Get Free Plans For A Cremation Urn : You'll find everything you need in this workbench plan including a list of materials and tools as well as step-by-step building instructions.This workbench plan is perfect if you are small on space. It includes a fold-out work table, a roll-out table saw stand, a metier box table, drawers, shelves, cabinets, and pegboard.It’s always nice to cut as many parts as possible before starting the assembly. That way, you can set aside the dust mask, safety glasses and hearing protection for longer periods of time, and the air isn’t continually filled with sawdust. Cut everything except the lengths of the drawer components. In case things get a little out of whack during assembly, you’ll be able to measure and fit the drawers to the actual openings.Space was a major consideration. I wanted to build a workbench big enough to be useful, but there was only a few feet between the garage wall and the front of their parked cars. Money was also a concern—I didn’t want to spend a lot of it. He is, after all, my brother-in-law. Finally, I wanted something easy and fun to build. I came up with an inexpensive design with a top that will work fine for smaller jobs. It has an additional top that folds up for those larger projects…like assembling a tricycle.Built-ins. Built-in bookcase plans are different from stand-alone bookcase plans. You may know how to build a bookcase that sits next to a wall, but do you know how to integrate your bookcase with the wall? We teach you 3 secrets for how to build built-in bookcases: French cleats, fitting strips and scribe stiles.

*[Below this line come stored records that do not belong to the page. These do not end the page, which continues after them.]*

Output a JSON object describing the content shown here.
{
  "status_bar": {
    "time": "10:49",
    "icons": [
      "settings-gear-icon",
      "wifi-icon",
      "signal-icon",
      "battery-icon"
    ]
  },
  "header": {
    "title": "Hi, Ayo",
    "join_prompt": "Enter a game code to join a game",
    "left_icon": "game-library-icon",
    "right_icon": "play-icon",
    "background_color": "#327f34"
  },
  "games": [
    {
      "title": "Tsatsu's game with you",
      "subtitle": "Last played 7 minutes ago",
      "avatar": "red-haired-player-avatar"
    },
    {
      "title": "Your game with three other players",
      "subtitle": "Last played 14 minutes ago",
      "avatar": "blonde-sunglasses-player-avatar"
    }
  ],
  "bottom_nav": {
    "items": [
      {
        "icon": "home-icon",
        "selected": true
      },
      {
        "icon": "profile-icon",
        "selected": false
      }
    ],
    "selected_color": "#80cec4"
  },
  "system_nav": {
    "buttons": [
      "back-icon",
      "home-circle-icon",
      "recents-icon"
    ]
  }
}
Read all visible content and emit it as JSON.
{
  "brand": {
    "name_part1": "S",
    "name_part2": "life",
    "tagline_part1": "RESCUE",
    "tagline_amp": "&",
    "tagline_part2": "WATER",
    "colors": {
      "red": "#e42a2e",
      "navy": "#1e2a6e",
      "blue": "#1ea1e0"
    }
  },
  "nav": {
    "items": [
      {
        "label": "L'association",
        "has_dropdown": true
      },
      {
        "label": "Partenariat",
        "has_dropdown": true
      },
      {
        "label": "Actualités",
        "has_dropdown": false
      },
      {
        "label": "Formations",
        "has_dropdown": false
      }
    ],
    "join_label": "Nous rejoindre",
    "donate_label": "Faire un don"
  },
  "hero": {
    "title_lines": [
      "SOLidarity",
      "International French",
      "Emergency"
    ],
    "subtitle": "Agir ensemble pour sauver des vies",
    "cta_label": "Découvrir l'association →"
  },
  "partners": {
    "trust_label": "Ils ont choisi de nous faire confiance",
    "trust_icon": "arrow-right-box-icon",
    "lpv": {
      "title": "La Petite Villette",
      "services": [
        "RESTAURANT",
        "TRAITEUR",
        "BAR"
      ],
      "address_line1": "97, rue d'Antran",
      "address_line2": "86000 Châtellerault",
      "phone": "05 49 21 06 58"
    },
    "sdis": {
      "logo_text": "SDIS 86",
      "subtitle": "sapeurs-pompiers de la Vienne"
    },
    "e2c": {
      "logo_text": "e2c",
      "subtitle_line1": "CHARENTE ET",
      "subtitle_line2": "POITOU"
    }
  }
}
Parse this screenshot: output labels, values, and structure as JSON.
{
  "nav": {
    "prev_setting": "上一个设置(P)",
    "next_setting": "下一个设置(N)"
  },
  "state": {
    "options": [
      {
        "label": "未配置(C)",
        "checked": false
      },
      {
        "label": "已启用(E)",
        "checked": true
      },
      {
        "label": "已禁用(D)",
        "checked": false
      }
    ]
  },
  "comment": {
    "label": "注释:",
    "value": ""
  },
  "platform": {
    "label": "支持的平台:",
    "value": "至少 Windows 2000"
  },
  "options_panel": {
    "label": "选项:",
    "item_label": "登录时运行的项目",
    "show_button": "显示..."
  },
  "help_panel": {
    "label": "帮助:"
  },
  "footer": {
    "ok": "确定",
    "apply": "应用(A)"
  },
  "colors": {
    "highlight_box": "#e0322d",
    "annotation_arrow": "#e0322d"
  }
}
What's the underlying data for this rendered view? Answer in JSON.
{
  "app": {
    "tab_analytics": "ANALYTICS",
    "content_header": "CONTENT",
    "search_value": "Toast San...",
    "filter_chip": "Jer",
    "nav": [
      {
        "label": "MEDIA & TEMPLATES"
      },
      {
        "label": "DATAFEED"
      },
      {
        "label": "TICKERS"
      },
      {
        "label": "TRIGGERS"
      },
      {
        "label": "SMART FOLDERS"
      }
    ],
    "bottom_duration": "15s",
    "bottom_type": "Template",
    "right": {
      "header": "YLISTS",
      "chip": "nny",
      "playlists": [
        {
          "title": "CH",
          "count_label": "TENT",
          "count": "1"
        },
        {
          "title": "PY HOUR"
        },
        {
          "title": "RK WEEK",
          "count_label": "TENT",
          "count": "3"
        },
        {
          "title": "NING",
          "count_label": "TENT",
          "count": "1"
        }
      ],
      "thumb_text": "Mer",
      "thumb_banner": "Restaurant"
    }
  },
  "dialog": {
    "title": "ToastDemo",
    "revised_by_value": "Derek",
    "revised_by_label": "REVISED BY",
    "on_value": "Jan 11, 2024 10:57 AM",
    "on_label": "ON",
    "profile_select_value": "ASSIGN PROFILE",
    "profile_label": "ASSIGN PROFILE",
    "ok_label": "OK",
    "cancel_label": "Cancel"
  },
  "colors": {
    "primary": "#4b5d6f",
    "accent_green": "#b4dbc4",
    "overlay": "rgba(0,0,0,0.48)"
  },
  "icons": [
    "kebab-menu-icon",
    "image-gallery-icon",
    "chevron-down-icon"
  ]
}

Plans For A Cremation Urn

Get Free Plans For A Cremation Urn : Learn to wrap the grain around a miter joint. You don’t need special clamps, just some packing tape. By using a couple of furniture-making tricks you can build floating shelves that look worlds better than off-the-rack racks.Boxes. Simple bookcase plans are nothing more than a combination of wooden boxes. Learn how to build a solid box, and you’ll be ready to build a bookcase you’ve always wanted.The truth is we’ve all found ourselves sitting on the living room floor and using our coffee table to do homework, pay bills, file taxes, and any other task you can think of that makes you say to yourself halfway through, “Man, I really need a desk.” You may find yourself hesitating to get one for financial reasons or maybe it’s because you simply don’t know how to build a desk on your own. Well, think again.You'll find a variety of different styles, making it easy to get the right one for your home. Whether rustic or modern design, you'll find help to get a look that would cost thousands of dollars to buy already built.For the past six months, I've been hammering and banging on a flimsy folding plastic table. That's right. I'm a full-time DIY and how-to blogger, a hobbyist woodworker, and everyday tinkerer, and my garage workbench (if you could call it that) was a thin piece of flexible plastic sitting on flimsy legs, previously only employed as extra seating when we host Thanksgiving dinner.